by Paul Ashley
Philadelphia: Casemate, 2012. Pp. 396.
Appends., index. $16.95 paper. ISBN: 1612001181
Former British military special operations expert Ashley gives us a comprehensive overview of contemporary terrorist organizations.
Ashley opens with a brief introduction, laying out his criteria for classifying organizations as “terrorists.” There then follows a dictionary format look at some hundreds of such organizations from all corners of the globe. The summaries discussions of these organizations vary from brief outlines to rather detailed essays running several pages, depending upon the visibility and activity of the group. By putting all these groups into one summary volume, Ashley allows us to see some interesting patterns. While most groups tend to fall into a handful of categories – rightist, nationalist, leftist, anarchist, religious, etc. – some are not so easily classifiable, and many have overlapping objectives. Pretty much every country in the world has some folks so unhappy they want to or actually do resort to violent action. Moreover, it’s sometimes hard to trace the “genealogy” of terrorist groups, as they often morph from one guise to another, occasionally changing radically, such as from “rightist” to “leftist.” An additional interesting pattern is that while terrorist groups in most western democracies tend to be Marxist or anarchist, in the U.S. they tend to be racist, although they often espouse vague economic, political, or “patriotic” goals.

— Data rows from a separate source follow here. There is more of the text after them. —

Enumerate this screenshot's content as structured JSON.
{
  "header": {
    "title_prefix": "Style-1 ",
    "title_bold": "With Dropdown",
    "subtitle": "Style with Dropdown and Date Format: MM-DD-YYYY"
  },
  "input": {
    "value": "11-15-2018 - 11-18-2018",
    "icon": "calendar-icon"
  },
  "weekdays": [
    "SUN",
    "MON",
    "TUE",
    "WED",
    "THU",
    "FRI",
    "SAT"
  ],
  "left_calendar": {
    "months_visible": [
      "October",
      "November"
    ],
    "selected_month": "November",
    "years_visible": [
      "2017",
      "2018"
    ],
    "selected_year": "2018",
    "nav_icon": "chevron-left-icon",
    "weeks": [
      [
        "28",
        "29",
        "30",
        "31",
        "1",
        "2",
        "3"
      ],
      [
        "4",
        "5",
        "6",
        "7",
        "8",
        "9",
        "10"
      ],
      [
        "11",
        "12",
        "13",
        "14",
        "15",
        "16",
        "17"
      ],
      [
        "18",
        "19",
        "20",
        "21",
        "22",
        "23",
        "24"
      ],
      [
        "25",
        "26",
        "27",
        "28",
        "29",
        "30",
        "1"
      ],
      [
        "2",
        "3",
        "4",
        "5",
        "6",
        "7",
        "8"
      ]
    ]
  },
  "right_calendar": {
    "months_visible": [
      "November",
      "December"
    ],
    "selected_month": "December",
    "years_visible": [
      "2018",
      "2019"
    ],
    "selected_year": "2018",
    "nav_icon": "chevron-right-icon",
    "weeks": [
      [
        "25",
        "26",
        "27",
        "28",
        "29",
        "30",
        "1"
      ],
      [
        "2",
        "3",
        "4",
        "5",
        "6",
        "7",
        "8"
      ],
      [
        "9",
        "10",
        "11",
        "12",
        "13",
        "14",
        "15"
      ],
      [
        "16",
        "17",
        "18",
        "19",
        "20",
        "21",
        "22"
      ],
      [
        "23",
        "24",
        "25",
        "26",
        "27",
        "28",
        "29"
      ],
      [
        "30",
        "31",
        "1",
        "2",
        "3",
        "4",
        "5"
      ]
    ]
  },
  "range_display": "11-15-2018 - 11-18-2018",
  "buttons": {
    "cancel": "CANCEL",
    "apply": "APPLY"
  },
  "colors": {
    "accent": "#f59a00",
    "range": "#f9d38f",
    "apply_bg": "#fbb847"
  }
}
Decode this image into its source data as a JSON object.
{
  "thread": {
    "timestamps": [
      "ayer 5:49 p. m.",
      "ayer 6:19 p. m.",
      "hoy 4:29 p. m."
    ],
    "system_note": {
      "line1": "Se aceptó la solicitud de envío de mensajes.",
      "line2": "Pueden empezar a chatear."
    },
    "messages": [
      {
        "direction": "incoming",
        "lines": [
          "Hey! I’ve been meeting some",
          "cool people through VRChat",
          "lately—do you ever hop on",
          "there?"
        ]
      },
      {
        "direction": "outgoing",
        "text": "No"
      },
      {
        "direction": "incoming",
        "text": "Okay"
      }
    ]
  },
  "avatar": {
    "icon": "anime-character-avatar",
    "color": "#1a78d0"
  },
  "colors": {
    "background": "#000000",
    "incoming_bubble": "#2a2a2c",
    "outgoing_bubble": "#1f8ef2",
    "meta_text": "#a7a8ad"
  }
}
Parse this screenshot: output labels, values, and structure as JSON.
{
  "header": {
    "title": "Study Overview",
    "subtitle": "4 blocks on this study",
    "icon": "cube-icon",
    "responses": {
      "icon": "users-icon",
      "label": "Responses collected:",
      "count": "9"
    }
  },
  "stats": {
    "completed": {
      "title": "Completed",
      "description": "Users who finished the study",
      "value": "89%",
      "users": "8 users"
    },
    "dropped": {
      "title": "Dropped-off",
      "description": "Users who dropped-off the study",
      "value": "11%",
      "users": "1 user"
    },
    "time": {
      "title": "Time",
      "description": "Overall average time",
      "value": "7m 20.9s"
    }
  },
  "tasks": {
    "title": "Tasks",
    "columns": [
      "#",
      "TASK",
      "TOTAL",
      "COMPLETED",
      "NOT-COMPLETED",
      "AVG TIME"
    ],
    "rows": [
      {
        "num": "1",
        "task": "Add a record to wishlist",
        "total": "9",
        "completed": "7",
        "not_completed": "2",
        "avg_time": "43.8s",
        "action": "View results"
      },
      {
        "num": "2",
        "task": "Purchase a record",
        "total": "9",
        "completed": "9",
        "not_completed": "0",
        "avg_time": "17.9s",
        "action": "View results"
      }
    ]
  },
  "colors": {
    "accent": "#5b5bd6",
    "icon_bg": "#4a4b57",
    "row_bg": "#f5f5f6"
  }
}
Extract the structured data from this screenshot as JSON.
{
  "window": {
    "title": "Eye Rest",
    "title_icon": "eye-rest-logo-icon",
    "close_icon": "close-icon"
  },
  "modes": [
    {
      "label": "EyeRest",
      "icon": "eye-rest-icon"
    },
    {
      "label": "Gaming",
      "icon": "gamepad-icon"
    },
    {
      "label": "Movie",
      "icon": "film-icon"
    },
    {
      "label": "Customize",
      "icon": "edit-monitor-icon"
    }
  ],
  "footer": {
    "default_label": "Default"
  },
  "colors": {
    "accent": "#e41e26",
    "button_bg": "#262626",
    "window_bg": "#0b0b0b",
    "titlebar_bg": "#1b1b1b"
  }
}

Ashley might have enhanced the value of his work by including some maps, as many of the groups listed operate in rather obscure corners of the world.
Nevertheless, this is a useful book for anyone interested in national security.